A Harmony of the Classic and the Clean
By Shelagh Duncan
If you appreciate the classic shapes and silhouettes of traditional interiors, but also enjoy the minimalism and open concepts of contemporary and modern interiors—then the transitional style is probably right for you!
Transitional interior design is a perfect fusion of traditional and contemporary styles. It borrows from the best of both worlds to create a balanced and sophisticated space. As the name probably suggests, transitional design came about by combining two opposite styles. It’s sometimes referred to as “an updated take on the classics”.
On the one hand, you have the warmth, comfort and balance that comes from a traditional aesthetic. But refusing to be bogged down by the ornate details that can sometimes make traditional spaces feel outdated, the transitional look pares it down and incorporates the clean lines and simplistic nature that defines contemporary design.
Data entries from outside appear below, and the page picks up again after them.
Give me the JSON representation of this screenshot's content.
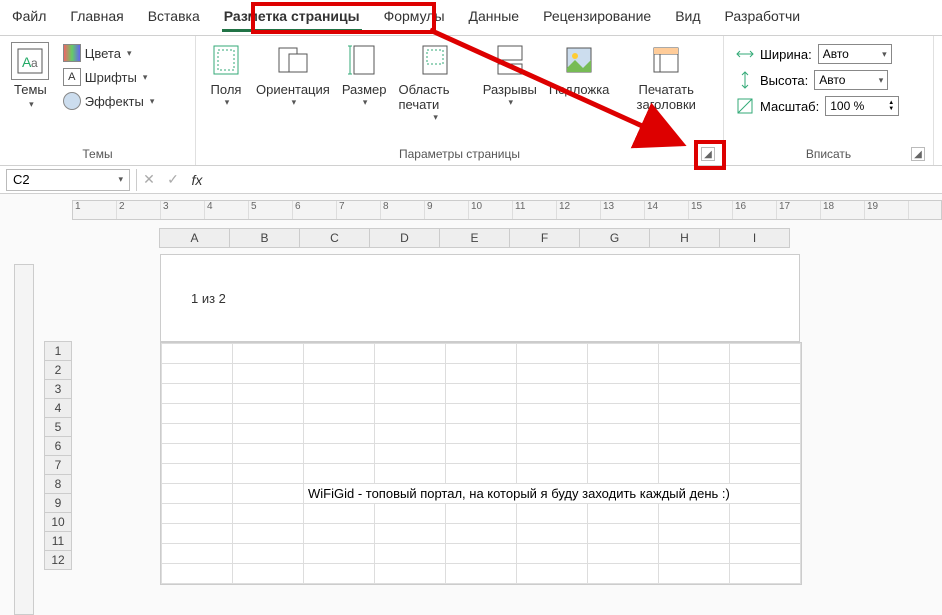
{
  "tabs": {
    "file": "Файл",
    "home": "Главная",
    "insert": "Вставка",
    "page_layout": "Разметка страницы",
    "formulas": "Формулы",
    "data": "Данные",
    "review": "Рецензирование",
    "view": "Вид",
    "developer": "Разработчи"
  },
  "ribbon": {
    "themes": {
      "label": "Темы",
      "themes_btn": "Темы",
      "colors": "Цвета",
      "fonts": "Шрифты",
      "effects": "Эффекты"
    },
    "page_setup": {
      "label": "Параметры страницы",
      "margins": "Поля",
      "orientation": "Ориентация",
      "size": "Размер",
      "print_area": "Область печати",
      "breaks": "Разрывы",
      "background": "Подложка",
      "print_titles": "Печатать заголовки"
    },
    "fit": {
      "label": "Вписать",
      "width_label": "Ширина:",
      "width_value": "Авто",
      "height_label": "Высота:",
      "height_value": "Авто",
      "scale_label": "Масштаб:",
      "scale_value": "100 %"
    }
  },
  "formula_bar": {
    "cell_ref": "C2",
    "fx": "fx",
    "value": ""
  },
  "sheet": {
    "ruler_ticks": [
      "1",
      "2",
      "3",
      "4",
      "5",
      "6",
      "7",
      "8",
      "9",
      "10",
      "11",
      "12",
      "13",
      "14",
      "15",
      "16",
      "17",
      "18",
      "19"
    ],
    "columns": [
      "A",
      "B",
      "C",
      "D",
      "E",
      "F",
      "G",
      "H",
      "I"
    ],
    "rows": [
      "1",
      "2",
      "3",
      "4",
      "5",
      "6",
      "7",
      "8",
      "9",
      "10",
      "11",
      "12"
    ],
    "header_text": "1 из 2",
    "cell_c8": "WiFiGid - топовый портал, на который я буду заходить каждый день :)"
  }
}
At its best, this style feels timeless with a modern twist.
What defines Transitional Design?
1. Neutral Colours
Similar to contemporary design, transitional spaces tend to have neutral colour palettes. Selecting a calming color palette should be your first step. Designing a home in shades of grey, tan, beige, taupe and ivory will make the space feel peaceful and comfortable. Neutral wall colours also serve as the perfect backdrop for your furniture, accent pieces, and artwork. Opt for subdued shades, choose soft grays over harsh blacks and warm tans rather than harsher, deep browns.
Furnishings should be that perfect blend of traditional and contemporary elements, and focus on comfort and practicality for today’s lifestyles. Transitional furniture pieces tend to have more classic shapes and silhouettes, but are smaller in size with less ornamentation. Look for pieces that exemplify the clean lines found in contemporary design, but are also plush enough to make the room feel cozy and welcoming.
You can have fun and play around with patterns and accent colours in your upholstery, wall treatments, and accessories, and the art and accessories you choose will need to pack a little punch as everything will be neutral. They will need to be bold enough to create visual interest in the space without distracting from its overall feel.
When you do add a pop of color, make sure it enhances that serene feeling. Blues, in particular, are a great option because color psychology has shown they have calming connotations. Softer shades of greens and purples will also work nicely.
3. Simple Lines
Similar to its contemporary counterparts, a transitional style home celebrates clean lines and simple architecture. Curves combine with straight lines in a transitional style interior to deliver a look that balances both masculine and feminine attributes for a comfortable and relaxing, uncomplicated design.
4. Natural Elements
Touches of natural elements will make any space feel warmer, more welcoming and calm. Accents of rich woods are a prominent defining characteristic in transitional design, both to complement the neutral colour schemes and add more visual interest with warmth and texture. Borrowing from traditional design, transitional spaces often have built-in cabinetry—a great opportunity to hide the clutter! Wood wall or ceiling features work beautifully, as do marble, granite, and metal accents like steel.
5. Neutral Floors
Don’t limit neutral colours to your walls. Light coloured floor tiles are popular choices in transitional decor, and keeping to one colour throughout the house creates flow and unifies spaces. As in traditional rooms, rugs are used in this style to add colour and personality, although here in Costa Rica care is needed in selecting suitable rug materials. Area rugs will give you another opportunity to have fun with shapes, patterns and textures!
Transitional spaces take a more minimalist approach when it comes to decorating. You’ll find simpler ornamentation, fewer accessories, and elegant finishes, so choose your accessories with a calm oasis in mind.
7. Understated Sophistication
With its simple lines, more refined furnishings, and neutral colour palettes, transitional design could be defined as the epitome of understated sophistication. It’s no wonder this style has become a favourite—it takes the best elements from both contemporary and traditional design to create a warm, elegant, and timeless space.